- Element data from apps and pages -
- - - - - - -
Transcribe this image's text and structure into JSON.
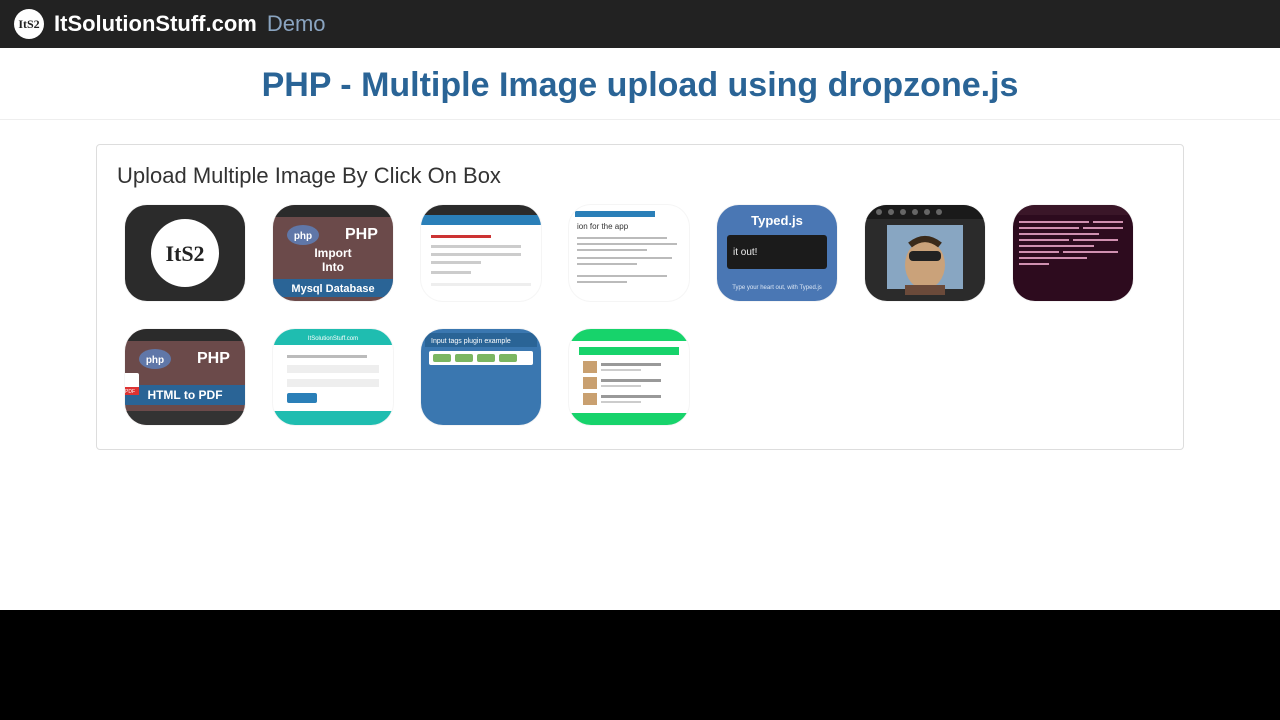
{
  "header": {
    "logo_text": "ItS2",
    "brand": "ItSolutionStuff.com",
    "brand_sub": "Demo"
  },
  "page": {
    "title": "PHP - Multiple Image upload using dropzone.js"
  },
  "panel": {
    "title": "Upload Multiple Image By Click On Box"
  },
  "thumbs": [
    {
      "kind": "its2-logo",
      "label": "ItS2"
    },
    {
      "kind": "php-import",
      "line1": "PHP",
      "line2": "Import",
      "line3": "Into",
      "line4": "Mysql Database"
    },
    {
      "kind": "form-light"
    },
    {
      "kind": "app-doc",
      "caption": "ion for the app"
    },
    {
      "kind": "typedjs",
      "title": "Typed.js",
      "sub": "it out!",
      "footer": "Type your heart out, with Typed.js"
    },
    {
      "kind": "photo-face"
    },
    {
      "kind": "terminal"
    },
    {
      "kind": "php-html2pdf",
      "line1": "PHP",
      "line2": "HTML to PDF"
    },
    {
      "kind": "teal-form"
    },
    {
      "kind": "input-tags",
      "caption": "Input tags plugin example"
    },
    {
      "kind": "green-list"
    }
  ]
}
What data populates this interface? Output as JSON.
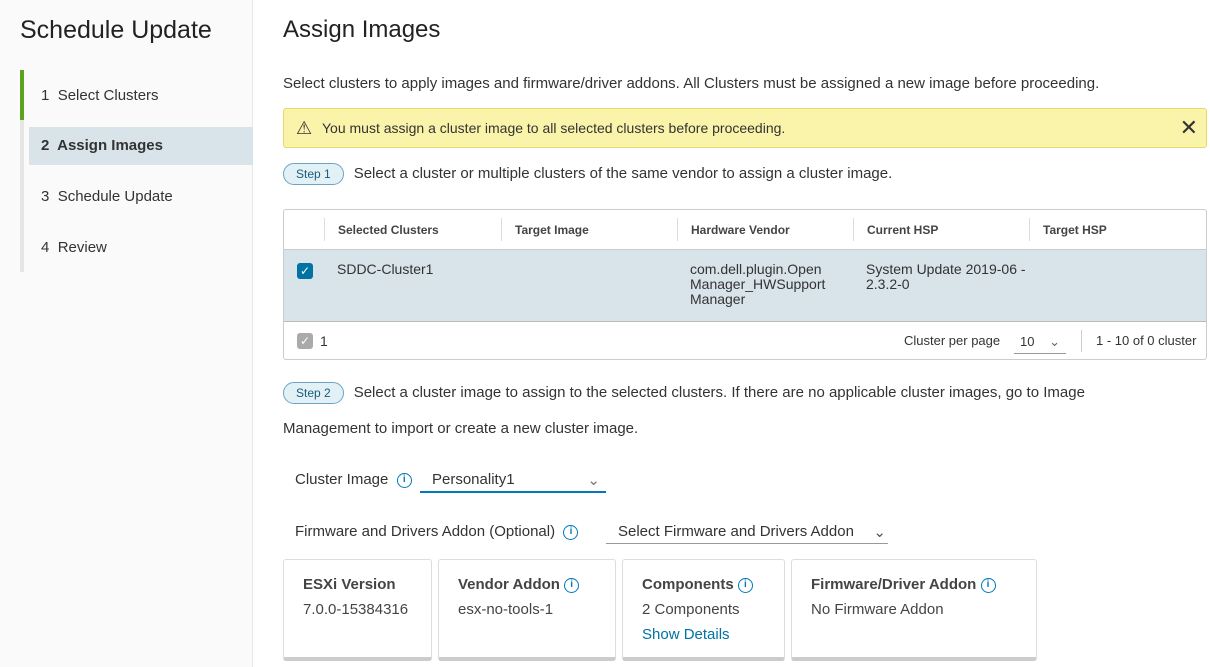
{
  "sidebar": {
    "title": "Schedule Update",
    "steps": [
      {
        "num": "1",
        "label": "Select Clusters"
      },
      {
        "num": "2",
        "label": "Assign Images"
      },
      {
        "num": "3",
        "label": "Schedule Update"
      },
      {
        "num": "4",
        "label": "Review"
      }
    ]
  },
  "main": {
    "title": "Assign Images",
    "intro": "Select clusters to apply images and firmware/driver addons. All Clusters must be assigned a new image before proceeding.",
    "alert": "You must assign a cluster image to all selected clusters before proceeding.",
    "step1": {
      "badge": "Step 1",
      "text": "Select a cluster or multiple clusters of the same vendor to assign a cluster image."
    },
    "table": {
      "headers": [
        "Selected Clusters",
        "Target Image",
        "Hardware Vendor",
        "Current HSP",
        "Target HSP"
      ],
      "rows": [
        {
          "cluster": "SDDC-Cluster1",
          "target_image": "",
          "vendor": "com.dell.plugin.Open Manager_HWSupport Manager",
          "current_hsp": "System Update 2019-06 - 2.3.2-0",
          "target_hsp": ""
        }
      ],
      "selected_count": "1",
      "per_page_label": "Cluster per page",
      "per_page": "10",
      "range": "1 - 10 of 0 cluster"
    },
    "step2": {
      "badge": "Step 2",
      "text": "Select a cluster image to assign to the selected clusters. If there are no applicable cluster images, go to Image",
      "text2": "Management to import or create a new cluster image."
    },
    "cluster_image": {
      "label": "Cluster Image",
      "value": "Personality1"
    },
    "addon": {
      "label": "Firmware and Drivers Addon (Optional)",
      "placeholder": "Select Firmware and Drivers Addon"
    },
    "cards": [
      {
        "title": "ESXi Version",
        "value": "7.0.0-15384316"
      },
      {
        "title": "Vendor Addon",
        "value": "esx-no-tools-1"
      },
      {
        "title": "Components",
        "value": "2 Components",
        "link": "Show Details"
      },
      {
        "title": "Firmware/Driver Addon",
        "value": "No Firmware Addon"
      }
    ]
  }
}
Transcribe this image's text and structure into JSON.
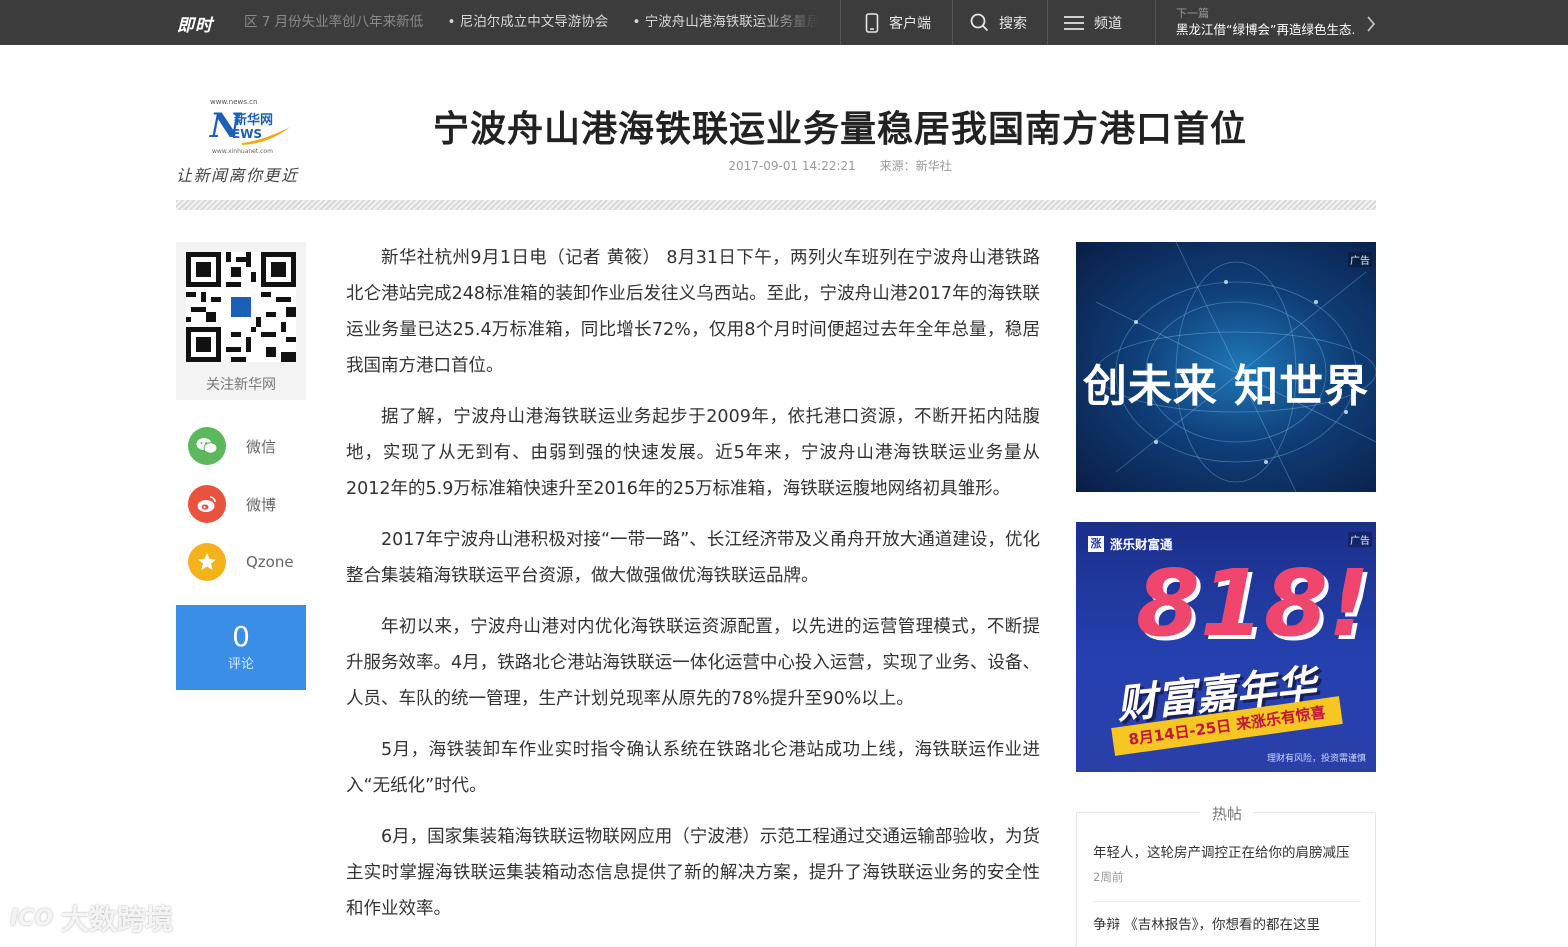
{
  "topbar": {
    "brand": "即时",
    "ticker": [
      "区 7 月份失业率创八年来新低",
      "• 尼泊尔成立中文导游协会",
      "• 宁波舟山港海铁联运业务量居"
    ],
    "client_label": "客户端",
    "search_label": "搜索",
    "channel_label": "频道",
    "next_label": "下一篇",
    "next_title": "黑龙江借“绿博会”再造绿色生态..."
  },
  "logo": {
    "url_top": "www.news.cn",
    "mark_letter": "N",
    "mark_cn": "新华网",
    "mark_ews": "EWS",
    "url_bottom": "www.xinhuanet.com",
    "slogan": "让新闻离你更近"
  },
  "article": {
    "title": "宁波舟山港海铁联运业务量稳居我国南方港口首位",
    "datetime": "2017-09-01 14:22:21",
    "source": "来源：新华社",
    "paragraphs": [
      "新华社杭州9月1日电（记者 黄筱） 8月31日下午，两列火车班列在宁波舟山港铁路北仑港站完成248标准箱的装卸作业后发往义乌西站。至此，宁波舟山港2017年的海铁联运业务量已达25.4万标准箱，同比增长72%，仅用8个月时间便超过去年全年总量，稳居我国南方港口首位。",
      "据了解，宁波舟山港海铁联运业务起步于2009年，依托港口资源，不断开拓内陆腹地，实现了从无到有、由弱到强的快速发展。近5年来，宁波舟山港海铁联运业务量从2012年的5.9万标准箱快速升至2016年的25万标准箱，海铁联运腹地网络初具雏形。",
      "2017年宁波舟山港积极对接“一带一路”、长江经济带及义甬舟开放大通道建设，优化整合集装箱海铁联运平台资源，做大做强做优海铁联运品牌。",
      "年初以来，宁波舟山港对内优化海铁联运资源配置，以先进的运营管理模式，不断提升服务效率。4月，铁路北仑港站海铁联运一体化运营中心投入运营，实现了业务、设备、人员、车队的统一管理，生产计划兑现率从原先的78%提升至90%以上。",
      "5月，海铁装卸车作业实时指令确认系统在铁路北仑港站成功上线，海铁联运作业进入“无纸化”时代。",
      "6月，国家集装箱海铁联运物联网应用（宁波港）示范工程通过交通运输部验收，为货主实时掌握海铁联运集装箱动态信息提供了新的解决方案，提升了海铁联运业务的安全性和作业效率。"
    ]
  },
  "sidebar": {
    "qr_caption": "关注新华网",
    "share": [
      {
        "label": "微信",
        "color": "#5cb85c",
        "icon": "wechat-icon"
      },
      {
        "label": "微博",
        "color": "#e8523f",
        "icon": "weibo-icon"
      },
      {
        "label": "Qzone",
        "color": "#f5b31b",
        "icon": "qzone-star-icon"
      }
    ],
    "comment_count": "0",
    "comment_label": "评论"
  },
  "ads": {
    "tag": "广告",
    "ad1_text": "创未来 知世界",
    "ad2_brand_mark": "涨",
    "ad2_brand": "涨乐财富通",
    "ad2_number": "818!",
    "ad2_sub": "财富嘉年华",
    "ad2_band": "8月14日-25日 来涨乐有惊喜",
    "ad2_note": "理财有风险，投资需谨慎"
  },
  "hot": {
    "title": "热帖",
    "items": [
      {
        "title": "年轻人，这轮房产调控正在给你的肩膀减压",
        "time": "2周前"
      },
      {
        "title": "争辩 《吉林报告》，你想看的都在这里",
        "time": ""
      }
    ]
  },
  "watermark": {
    "logo": "ICO",
    "text": "大数跨境"
  },
  "colors": {
    "topbar_bg": "#3c3c3c",
    "comment_bg": "#3a8ee6",
    "brand_blue": "#1c5fb7"
  }
}
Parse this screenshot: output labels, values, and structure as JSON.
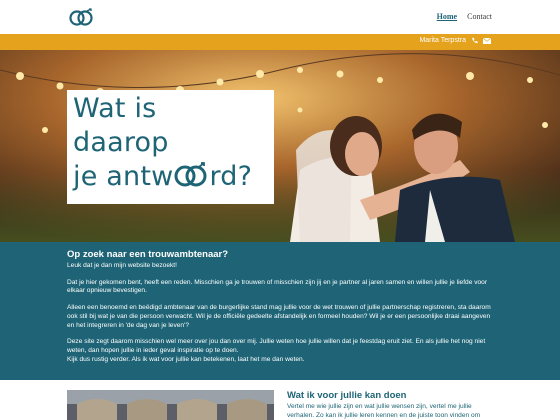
{
  "header": {
    "logo_icon": "wedding-rings-icon",
    "nav": [
      {
        "label": "Home",
        "active": true
      },
      {
        "label": "Contact",
        "active": false
      }
    ]
  },
  "contact_bar": {
    "name": "Marita Terpstra",
    "icons": [
      "phone-icon",
      "mail-icon"
    ],
    "color": "#e5a21c"
  },
  "hero": {
    "line1": "Wat is",
    "line2": "daarop",
    "line3_start": "je antw",
    "line3_end": "rd?",
    "rings_icon": "wedding-rings-icon"
  },
  "intro": {
    "title": "Op zoek naar een trouwambtenaar?",
    "p1": "Leuk dat je dan mijn website bezoekt!",
    "p2": "Dat je hier gekomen bent, heeft een reden. Misschien ga je trouwen of misschien zijn jij en je partner al jaren samen en willen jullie je liefde voor elkaar opnieuw bevestigen.",
    "p3": "Alleen een benoemd en beëdigd ambtenaar van de burgerlijke stand mag jullie voor de wet trouwen of jullie partnerschap registreren, sta daarom ook stil bij wat je van die persoon verwacht. Wil je de officiële gedeelte afstandelijk en formeel houden? Wil je er een persoonlijke draai aangeven en het integreren in 'de dag van je leven'?",
    "p4a": "Deze site zegt daarom misschien wel meer over jou dan over mij. Jullie weten hoe jullie willen dat je feestdag eruit ziet. En als jullie het nog niet weten, dan hopen jullie in ieder geval inspiratie op te doen.",
    "p4b": "Kijk dus rustig verder. Als ik wat voor jullie kan betekenen, laat het me dan weten."
  },
  "doen": {
    "title": "Wat ik voor jullie kan doen",
    "text": "Vertel me wie jullie zijn en wat jullie wensen zijn, vertel me jullie verhalen. Zo kan ik jullie leren kennen en de juiste toon vinden om"
  },
  "colors": {
    "brand_teal": "#1e6476",
    "accent_orange": "#e5a21c"
  }
}
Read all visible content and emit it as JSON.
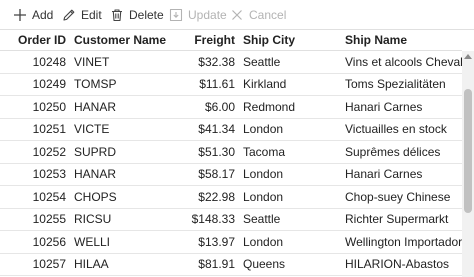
{
  "toolbar": {
    "add_label": "Add",
    "edit_label": "Edit",
    "delete_label": "Delete",
    "update_label": "Update",
    "cancel_label": "Cancel",
    "icons": [
      "plus-icon",
      "pencil-icon",
      "trash-icon",
      "save-icon",
      "close-icon"
    ]
  },
  "grid": {
    "columns": [
      "Order ID",
      "Customer Name",
      "Freight",
      "Ship City",
      "Ship Name"
    ],
    "rows": [
      {
        "order_id": "10248",
        "customer": "VINET",
        "freight": "$32.38",
        "city": "Seattle",
        "ship_name": "Vins et alcools Chevalier"
      },
      {
        "order_id": "10249",
        "customer": "TOMSP",
        "freight": "$11.61",
        "city": "Kirkland",
        "ship_name": "Toms Spezialitäten"
      },
      {
        "order_id": "10250",
        "customer": "HANAR",
        "freight": "$6.00",
        "city": "Redmond",
        "ship_name": "Hanari Carnes"
      },
      {
        "order_id": "10251",
        "customer": "VICTE",
        "freight": "$41.34",
        "city": "London",
        "ship_name": "Victuailles en stock"
      },
      {
        "order_id": "10252",
        "customer": "SUPRD",
        "freight": "$51.30",
        "city": "Tacoma",
        "ship_name": "Suprêmes délices"
      },
      {
        "order_id": "10253",
        "customer": "HANAR",
        "freight": "$58.17",
        "city": "London",
        "ship_name": "Hanari Carnes"
      },
      {
        "order_id": "10254",
        "customer": "CHOPS",
        "freight": "$22.98",
        "city": "London",
        "ship_name": "Chop-suey Chinese"
      },
      {
        "order_id": "10255",
        "customer": "RICSU",
        "freight": "$148.33",
        "city": "Seattle",
        "ship_name": "Richter Supermarkt"
      },
      {
        "order_id": "10256",
        "customer": "WELLI",
        "freight": "$13.97",
        "city": "London",
        "ship_name": "Wellington Importadora"
      },
      {
        "order_id": "10257",
        "customer": "HILAA",
        "freight": "$81.91",
        "city": "Queens",
        "ship_name": "HILARION-Abastos"
      }
    ]
  },
  "colors": {
    "toolbar_text": "#333333",
    "disabled_text": "#b3b3b3",
    "grid_line": "#e0e0e0",
    "scroll_thumb": "#c1c1c1"
  }
}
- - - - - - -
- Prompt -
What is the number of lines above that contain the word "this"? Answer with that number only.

- Response area -
4